What you have to do:
With the pictures set aside, reproduce each entry precisely as it reads.

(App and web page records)

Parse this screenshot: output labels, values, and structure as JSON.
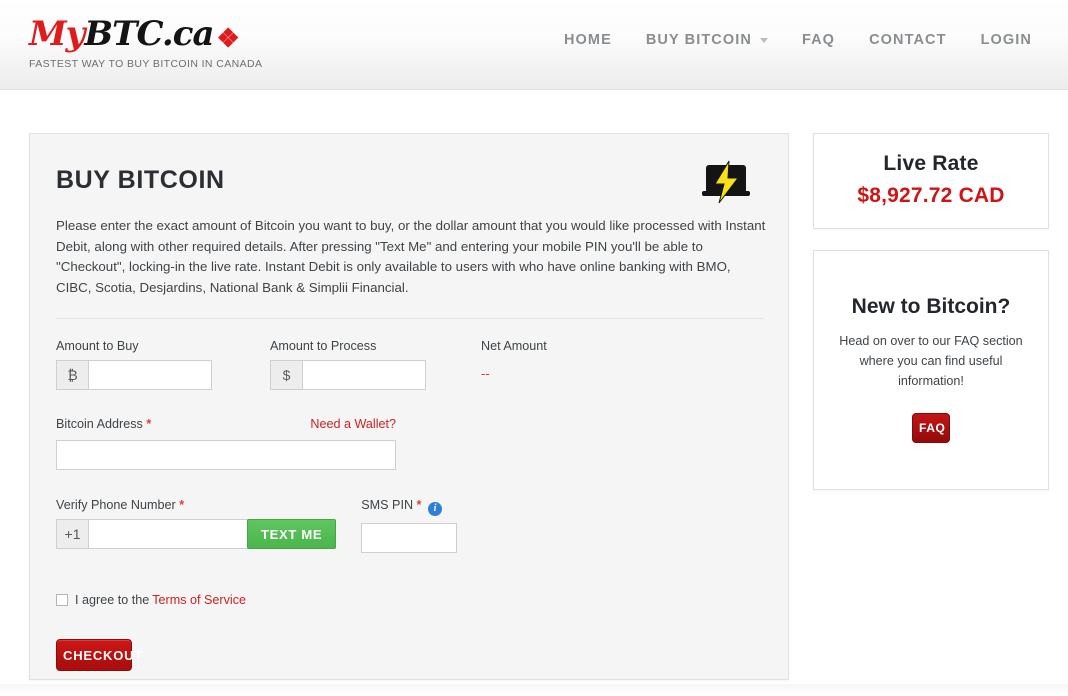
{
  "header": {
    "logo": {
      "prefix": "My",
      "suffix": "BTC.ca",
      "maple": "❖",
      "tagline": "FASTEST WAY TO BUY BITCOIN IN CANADA"
    },
    "nav": [
      {
        "label": "HOME",
        "has_caret": false
      },
      {
        "label": "BUY BITCOIN",
        "has_caret": true
      },
      {
        "label": "FAQ",
        "has_caret": false
      },
      {
        "label": "CONTACT",
        "has_caret": false
      },
      {
        "label": "LOGIN",
        "has_caret": false
      }
    ]
  },
  "main": {
    "title": "BUY BITCOIN",
    "intro": "Please enter the exact amount of Bitcoin you want to buy, or the dollar amount that you would like processed with Instant Debit, along with other required details. After pressing \"Text Me\" and entering your mobile PIN you'll be able to \"Checkout\", locking-in the live rate. Instant Debit is only available to users with who have online banking with BMO, CIBC, Scotia, Desjardins, National Bank & Simplii Financial.",
    "form": {
      "amount_to_buy": {
        "label": "Amount to Buy",
        "addon": "₿",
        "value": "",
        "placeholder": ""
      },
      "amount_to_process": {
        "label": "Amount to Process",
        "addon": "$",
        "value": "",
        "placeholder": ""
      },
      "net_amount": {
        "label": "Net Amount",
        "value": "--"
      },
      "bitcoin_address": {
        "label": "Bitcoin Address",
        "required_mark": "*",
        "value": "",
        "placeholder": "",
        "wallet_link": "Need a Wallet?"
      },
      "verify_phone": {
        "label": "Verify Phone Number",
        "required_mark": "*",
        "addon": "+1",
        "value": "",
        "placeholder": "",
        "button_label": "TEXT ME"
      },
      "sms_pin": {
        "label": "SMS PIN",
        "required_mark": "*",
        "info_glyph": "i",
        "value": "",
        "placeholder": ""
      },
      "agree": {
        "text": "I agree to the",
        "link": "Terms of Service",
        "checked": false
      },
      "checkout_label": "CHECKOUT"
    }
  },
  "sidebar": {
    "live_rate": {
      "title": "Live Rate",
      "value": "$8,927.72 CAD"
    },
    "new_to_bitcoin": {
      "title": "New to Bitcoin?",
      "text": "Head on over to our FAQ section where you can find useful information!",
      "button_label": "FAQ"
    }
  },
  "colors": {
    "brand_red": "#cf1414",
    "link_red": "#cc2222",
    "green": "#4cb54c",
    "info_blue": "#2f7fd8",
    "bolt_yellow": "#f7e017"
  }
}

Response for this exercise:
Parse this screenshot: output labels, values, and structure as JSON.
{
  "header": {
    "logo": {
      "prefix": "My",
      "suffix": "BTC.ca",
      "maple": "❖",
      "tagline": "FASTEST WAY TO BUY BITCOIN IN CANADA"
    },
    "nav": [
      {
        "label": "HOME",
        "has_caret": false
      },
      {
        "label": "BUY BITCOIN",
        "has_caret": true
      },
      {
        "label": "FAQ",
        "has_caret": false
      },
      {
        "label": "CONTACT",
        "has_caret": false
      },
      {
        "label": "LOGIN",
        "has_caret": false
      }
    ]
  },
  "main": {
    "title": "BUY BITCOIN",
    "intro": "Please enter the exact amount of Bitcoin you want to buy, or the dollar amount that you would like processed with Instant Debit, along with other required details. After pressing \"Text Me\" and entering your mobile PIN you'll be able to \"Checkout\", locking-in the live rate. Instant Debit is only available to users with who have online banking with BMO, CIBC, Scotia, Desjardins, National Bank & Simplii Financial.",
    "form": {
      "amount_to_buy": {
        "label": "Amount to Buy",
        "addon": "₿",
        "value": "",
        "placeholder": ""
      },
      "amount_to_process": {
        "label": "Amount to Process",
        "addon": "$",
        "value": "",
        "placeholder": ""
      },
      "net_amount": {
        "label": "Net Amount",
        "value": "--"
      },
      "bitcoin_address": {
        "label": "Bitcoin Address",
        "required_mark": "*",
        "value": "",
        "placeholder": "",
        "wallet_link": "Need a Wallet?"
      },
      "verify_phone": {
        "label": "Verify Phone Number",
        "required_mark": "*",
        "addon": "+1",
        "value": "",
        "placeholder": "",
        "button_label": "TEXT ME"
      },
      "sms_pin": {
        "label": "SMS PIN",
        "required_mark": "*",
        "info_glyph": "i",
        "value": "",
        "placeholder": ""
      },
      "agree": {
        "text": "I agree to the",
        "link": "Terms of Service",
        "checked": false
      },
      "checkout_label": "CHECKOUT"
    }
  },
  "sidebar": {
    "live_rate": {
      "title": "Live Rate",
      "value": "$8,927.72 CAD"
    },
    "new_to_bitcoin": {
      "title": "New to Bitcoin?",
      "text": "Head on over to our FAQ section where you can find useful information!",
      "button_label": "FAQ"
    }
  },
  "colors": {
    "brand_red": "#cf1414",
    "link_red": "#cc2222",
    "green": "#4cb54c",
    "info_blue": "#2f7fd8",
    "bolt_yellow": "#f7e017"
  }
}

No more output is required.